Reversal Of Fortunes


Tiger Woods risks being surpassed by Phil Mickelson in the world ranking after this week.

PONTE VEDRA BEACH, Fla. -- They came through the press room on Tuesday at the Players, first Tiger Woods, then Phil Mickelson, both coming from different places right now, but both needing each other. That's needing each other, not needling each other.

There is no doubt they bring out the best in one other. It is no coincidence that Mickelson started playing his best golf since Woods returned after his "indefinite" leave of absence ended at 144 days. As Mickelson said, "I feel like [Tiger] actually helps me play my best."

Woods wouldn't go that far, but the fact that Mickelson could become No. 1 with a victory this week is sort of adding insult to the personal injury Tiger has inflicted upon himself.
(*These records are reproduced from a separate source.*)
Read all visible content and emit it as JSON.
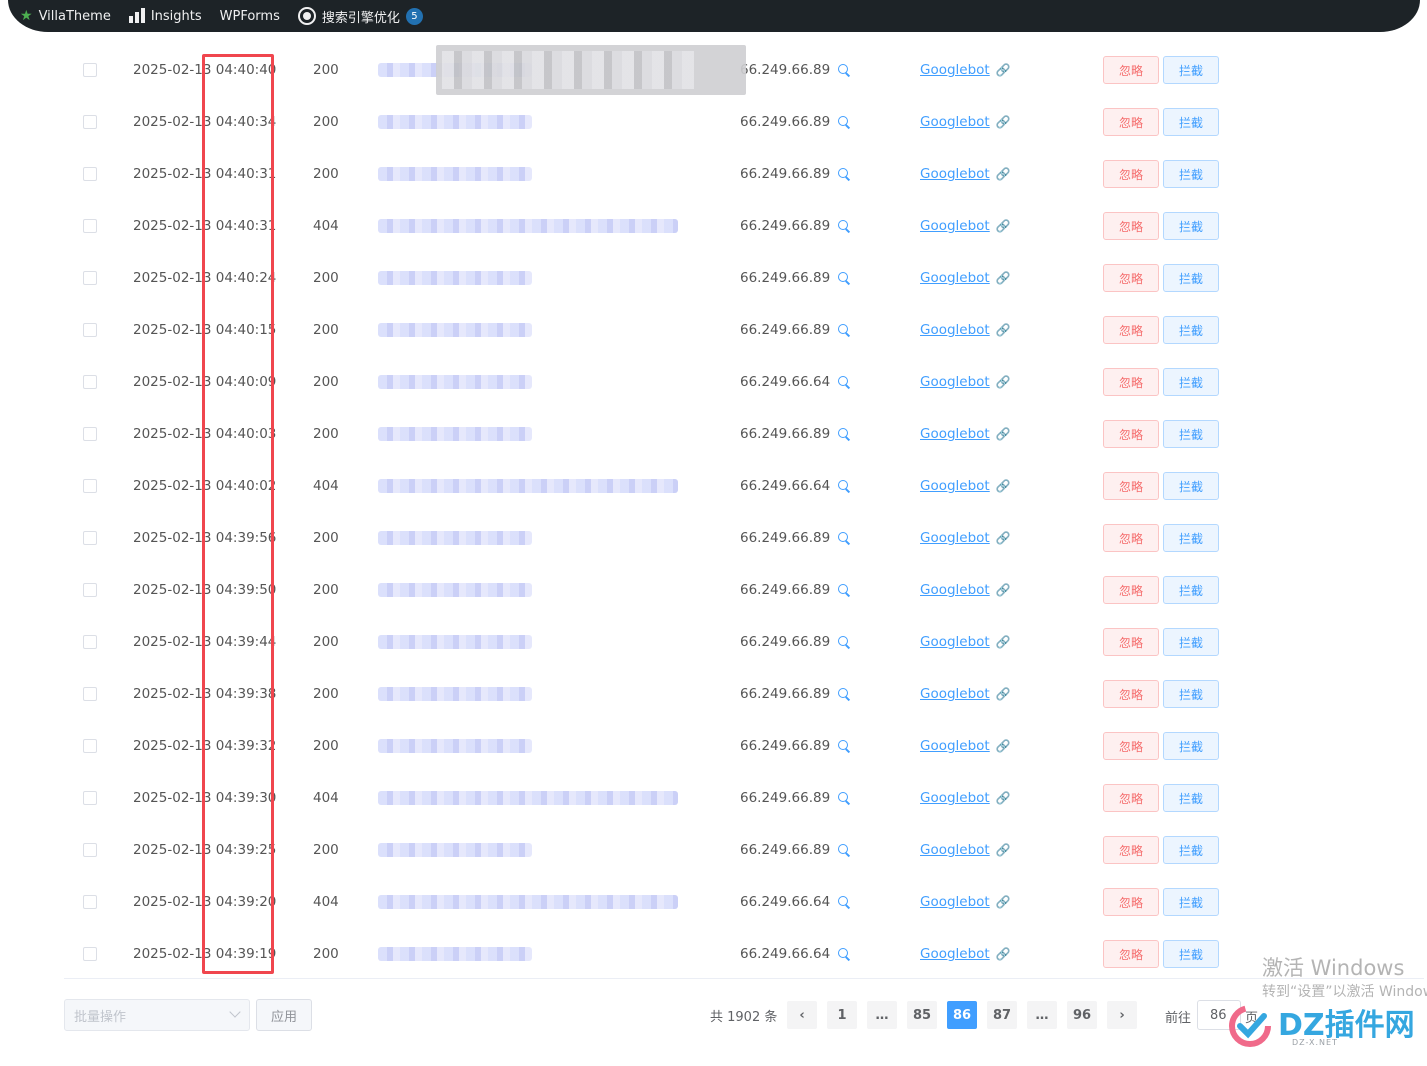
{
  "adminbar": {
    "items": [
      {
        "label": "VillaTheme",
        "icon": "star-icon"
      },
      {
        "label": "Insights",
        "icon": "bar-chart-icon"
      },
      {
        "label": "WPForms",
        "icon": ""
      },
      {
        "label": "搜索引擎优化",
        "icon": "gear-icon",
        "badge": "5"
      }
    ]
  },
  "rows": [
    {
      "time": "2025-02-13 04:40:40",
      "status": "200",
      "ip": "66.249.66.89",
      "bot": "Googlebot",
      "url_len": "short"
    },
    {
      "time": "2025-02-13 04:40:34",
      "status": "200",
      "ip": "66.249.66.89",
      "bot": "Googlebot",
      "url_len": "short"
    },
    {
      "time": "2025-02-13 04:40:31",
      "status": "200",
      "ip": "66.249.66.89",
      "bot": "Googlebot",
      "url_len": "short"
    },
    {
      "time": "2025-02-13 04:40:31",
      "status": "404",
      "ip": "66.249.66.89",
      "bot": "Googlebot",
      "url_len": "long"
    },
    {
      "time": "2025-02-13 04:40:24",
      "status": "200",
      "ip": "66.249.66.89",
      "bot": "Googlebot",
      "url_len": "short"
    },
    {
      "time": "2025-02-13 04:40:15",
      "status": "200",
      "ip": "66.249.66.89",
      "bot": "Googlebot",
      "url_len": "short"
    },
    {
      "time": "2025-02-13 04:40:09",
      "status": "200",
      "ip": "66.249.66.64",
      "bot": "Googlebot",
      "url_len": "short"
    },
    {
      "time": "2025-02-13 04:40:03",
      "status": "200",
      "ip": "66.249.66.89",
      "bot": "Googlebot",
      "url_len": "short"
    },
    {
      "time": "2025-02-13 04:40:02",
      "status": "404",
      "ip": "66.249.66.64",
      "bot": "Googlebot",
      "url_len": "long"
    },
    {
      "time": "2025-02-13 04:39:56",
      "status": "200",
      "ip": "66.249.66.89",
      "bot": "Googlebot",
      "url_len": "short"
    },
    {
      "time": "2025-02-13 04:39:50",
      "status": "200",
      "ip": "66.249.66.89",
      "bot": "Googlebot",
      "url_len": "short"
    },
    {
      "time": "2025-02-13 04:39:44",
      "status": "200",
      "ip": "66.249.66.89",
      "bot": "Googlebot",
      "url_len": "short"
    },
    {
      "time": "2025-02-13 04:39:38",
      "status": "200",
      "ip": "66.249.66.89",
      "bot": "Googlebot",
      "url_len": "short"
    },
    {
      "time": "2025-02-13 04:39:32",
      "status": "200",
      "ip": "66.249.66.89",
      "bot": "Googlebot",
      "url_len": "short"
    },
    {
      "time": "2025-02-13 04:39:30",
      "status": "404",
      "ip": "66.249.66.89",
      "bot": "Googlebot",
      "url_len": "long"
    },
    {
      "time": "2025-02-13 04:39:25",
      "status": "200",
      "ip": "66.249.66.89",
      "bot": "Googlebot",
      "url_len": "short"
    },
    {
      "time": "2025-02-13 04:39:20",
      "status": "404",
      "ip": "66.249.66.64",
      "bot": "Googlebot",
      "url_len": "long"
    },
    {
      "time": "2025-02-13 04:39:19",
      "status": "200",
      "ip": "66.249.66.64",
      "bot": "Googlebot",
      "url_len": "short"
    }
  ],
  "actions": {
    "ignore": "忽略",
    "block": "拦截"
  },
  "footer": {
    "bulk_placeholder": "批量操作",
    "apply": "应用",
    "total": "共 1902 条",
    "pages": [
      "1",
      "…",
      "85",
      "86",
      "87",
      "…",
      "96"
    ],
    "current_page": "86",
    "goto_label": "前往",
    "goto_value": "86",
    "page_suffix": "页"
  },
  "watermark": {
    "windows_title": "激活 Windows",
    "windows_sub": "转到“设置”以激活 Windows。",
    "dz_text": "DZ插件网",
    "dz_sub": "DZ-X.NET"
  },
  "colors": {
    "primary": "#409eff",
    "danger": "#f56c6c",
    "highlight": "#f0464e",
    "adminbar": "#1d2327"
  }
}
He dismissed it by saying, "Well, if you look at our careers, it's gone in streaks like that where I'll get him, he'll get me, and it kind of goes in little spurts. And granted, we've been going at it for, what, 13 years. So yeah, right now he's won a few and hopefully I can win a few, too."

That's Woods' problem. He hasn't won a golf tournament since the Australian Masters last November. Twice previously, while going through swing changes, David Duval and Vijay Singh have passed him. Now that he's going through life changes, and emotional issues that he says are taking a toll on his golf swing, Woods seems vulnerable. "To be No. 1 and continue being No. 1, you have to win golf tournaments," he said. "And I haven't done that in a while. I haven't played in a while."

And when he played last weekend, he missed the cut, shooting 79 on Friday at the Quail Hollow Championship in a round that was historic in the sense that for the first time it looked like Woods gave up on a round. With Woods' driver still giving him fits, speculation has heated up that Hank Haney's tenure as swing coach could be coming to an end. While Haney is in Ponte Vedra, he hasn't been working with Tiger on property. When Tiger was asked about their relationship, he responded flatly. "I'm still working with him, yeah," he said.

In his defense, it's like Tiger said: He hasn't played in a while. But this is not a place for the game to get better. The TPC Sawgrass has been the site of two of Woods' greatest moments: his U.S. Amateur comeback in 1994 and his "Better Than Most" putt that was part of his victory in 2001. In practice rounds thus far, he has not "found it" since Charlotte. In fact, one of his playing partners in those rounds asked if he had enough balls.

"Well, it's getting better, no doubt," Woods said when asked how his practice rounds were going. "It couldn't get any worse."

For Mickelson, it couldn't get any better -- unless he ends up winning the U.S. Open after finishing second in the national championship five times. He arrived at Sawgrass Monday night after a heavy workout, feeling better approaching his 40th birthday than he did five years ago. He praised the work of swing instructor Butch Harmon for narrowing the dispersion of his misses -- which is why he could finish second at Quail Hollow with some below average driving accuracy percentages.

But Phil does his own stats. Of the 56 drives he hit, 42 were either first cut or fairway. And when he was in the woods, there was always an escape route. "Even earlier this year when I wasn't playing the best, I was still not having terrible tournaments just because I was able to keep it in play more."

The way Mickelson is doing it resonates in all corners of the golf world. While Tiger was cordial and funny a couple times, Mickelson had the press room laughing throughout his Q&A. Even when he was dodging the question of being No. 1, Mickelson did it lightheartedly. Asked about his weight, Mickelson concluded the news conference with a one-liner, "Yes, and if I could have one more week of food poisoning, I'll get to my target weight."

Tiger and Phil have always been yin and yang, the nature of their relationship growing from uncomfortable around each other to a mutual respect that was built around being on Cup teams. No, not the 2004 Ryder Cup where Hal Sutton tried to force feed them together, but starting at the 2007 Presidents Cup team that Jack Nicklaus captained and building with the words of praise that Mickelson continually heaps upon Woods.

"Well, as I've gotten older, I've come to appreciate all that he has done for the game of golf and me in particular," Mickelson said, "I've also found that I've needed him to help me get my golf out, and he has pushed me to work harder ... to become a better player. And I get motivated when he's back in the field."

However motivated Mickelson is this week, he has never lost sight of the larger world around him. Following his news conference, he was taken in a golf cart to a corporate tent overlooking the 18th green that was called the "Patriot Outpost." Inside, Mickelson was lauded for his work in launching the "Birdies For the Brave" program that provided financial backing for "Wounded Warriors." Brian Neuman, who lost his right arm in Iraq, was being honored. "This is a guy who gets it," said Navy Seal Commander Jack Riggins of Mickelson.

Right now, he's got it.